Phytochemicals have gained increasing attention during the last decade due to their biological significance and potential health effects, such as antioxidant, anticancer, anti-ageing, antiatherosclerotic, antimicrobial, see more and anti-inflammatory activities. Experimental and epidemiological studies have suggested that regular intake of some phytochemicals has been associated with reduced risks of chronic diseases, such as cancer, heart disease, and diabetes. Because of their ubiquity, abundance and low cost,
many phytochemicals have been isolated and identified from natural botanical sources such as fruits, vegetables, spices, cereals, and medicinal herbs.2 For this reason, medicinal plants have become the focus of intense study in recent years to determine whether their traditional uses are supported by actual pharmacological effects or are merely based on folklore.

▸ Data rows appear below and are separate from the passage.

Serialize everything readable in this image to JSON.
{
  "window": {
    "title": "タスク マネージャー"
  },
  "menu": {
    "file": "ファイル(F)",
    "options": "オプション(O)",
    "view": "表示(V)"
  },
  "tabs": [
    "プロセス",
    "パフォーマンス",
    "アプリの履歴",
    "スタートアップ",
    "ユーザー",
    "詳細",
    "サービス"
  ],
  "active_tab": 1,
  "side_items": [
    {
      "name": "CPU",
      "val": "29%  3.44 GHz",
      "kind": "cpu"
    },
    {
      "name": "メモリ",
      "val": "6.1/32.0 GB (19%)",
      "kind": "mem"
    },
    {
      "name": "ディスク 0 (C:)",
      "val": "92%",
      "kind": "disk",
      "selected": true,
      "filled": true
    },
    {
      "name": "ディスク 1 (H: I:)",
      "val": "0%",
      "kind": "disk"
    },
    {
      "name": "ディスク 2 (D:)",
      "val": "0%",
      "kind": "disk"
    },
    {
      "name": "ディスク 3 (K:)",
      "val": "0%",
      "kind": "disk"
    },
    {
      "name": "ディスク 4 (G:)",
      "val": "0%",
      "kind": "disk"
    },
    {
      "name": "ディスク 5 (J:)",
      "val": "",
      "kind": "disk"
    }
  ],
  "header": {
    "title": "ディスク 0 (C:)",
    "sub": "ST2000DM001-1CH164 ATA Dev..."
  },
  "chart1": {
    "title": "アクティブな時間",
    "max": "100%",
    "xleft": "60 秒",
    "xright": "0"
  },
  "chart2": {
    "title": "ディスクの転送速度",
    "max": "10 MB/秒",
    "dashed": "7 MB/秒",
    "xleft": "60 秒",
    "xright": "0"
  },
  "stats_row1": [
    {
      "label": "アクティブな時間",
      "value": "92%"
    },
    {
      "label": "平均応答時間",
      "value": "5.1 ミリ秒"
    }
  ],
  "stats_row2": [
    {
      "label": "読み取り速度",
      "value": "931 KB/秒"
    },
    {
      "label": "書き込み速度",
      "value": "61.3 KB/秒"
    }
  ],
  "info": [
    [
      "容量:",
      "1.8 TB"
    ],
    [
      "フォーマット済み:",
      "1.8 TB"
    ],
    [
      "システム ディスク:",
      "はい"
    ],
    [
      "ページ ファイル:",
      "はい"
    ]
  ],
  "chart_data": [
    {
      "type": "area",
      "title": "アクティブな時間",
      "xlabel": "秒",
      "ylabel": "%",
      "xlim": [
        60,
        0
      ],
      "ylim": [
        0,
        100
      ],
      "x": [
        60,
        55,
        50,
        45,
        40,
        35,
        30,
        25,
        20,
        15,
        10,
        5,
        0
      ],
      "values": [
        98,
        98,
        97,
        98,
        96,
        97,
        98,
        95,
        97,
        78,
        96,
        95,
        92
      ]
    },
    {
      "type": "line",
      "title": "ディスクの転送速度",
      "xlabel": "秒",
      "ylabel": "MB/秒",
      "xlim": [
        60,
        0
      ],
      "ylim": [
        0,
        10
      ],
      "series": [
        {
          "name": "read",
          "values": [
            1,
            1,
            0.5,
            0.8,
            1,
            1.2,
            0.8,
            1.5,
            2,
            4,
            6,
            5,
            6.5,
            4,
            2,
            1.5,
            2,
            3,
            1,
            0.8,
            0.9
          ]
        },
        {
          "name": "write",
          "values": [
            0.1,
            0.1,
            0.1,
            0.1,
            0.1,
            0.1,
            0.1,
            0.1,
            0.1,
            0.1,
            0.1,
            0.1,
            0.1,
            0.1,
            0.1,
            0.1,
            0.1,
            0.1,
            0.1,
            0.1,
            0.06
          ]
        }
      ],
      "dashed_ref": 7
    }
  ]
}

With the increasing acceptance by Western health-systems of traditional medicine as an alternative form of health care, there is an urgent need for an evaluation of traditional methods of treatment. Considerable importance has been placed on the screening of medicinal plants
for active UMI-77 compounds.3 Determination of extractive values and ash residues plays a significant role for standardization of the indigenous crude drugs.4 Most species (∼2500) of the relatively large acanthaceae family grow primarily in tropical areas as shrubs or herbs among 250 genera of considerable biological variety. The families of acanthaceae found application in African
and Indian primitive medicine isothipendyl for problems to a treatment for cancer, heart disease, gonorrhoea, and snake-bite.5 Dipteracanthus patulus (Jacq.) Nees. (Syn. Ruellia patula Jacq). (Acanthaceae) is a medicinal herb traditionally used in the treatment of wounds in the rural areas. The leaves are used for treating itches, insect bites, paronychia, venereal diseases, sores, tumours, rheumatic complaints and eye diseases. It is cardiotonic and single drug remedy for against the deadly poison of kaduva chilanthi (Tiger Spider) by kani tribes in agasthiarmalai. 6 and 7 The methanolic extract of D. patulus (Jacq.) Nees has shown promising antimicrobial and hepatoprotective activity. Leaves of this plant are used to cure liver complaints by the peoples of Sholapur region (MS), India. 8 Hence the present study focuses on the investigation of physiochemical parameters and to identify and quantify Stigmasterol from the leaves of D. paulus using High performance liquid chromatography. The fresh whole plants of D. patulus were collected from Coimbatore District, Tamilnadu, India. The Specimen was identified and authenticated by Joint Director, Botanical Survey of India, Southern Regional Centre, Tamilnadu Agricultural University, Coimbatore with specimen number BSI/SC/5/23/09-10/tech-1174. Fresh leaves of D. patulus were cleaned, shade-dried and powdered using the mechanical grinder.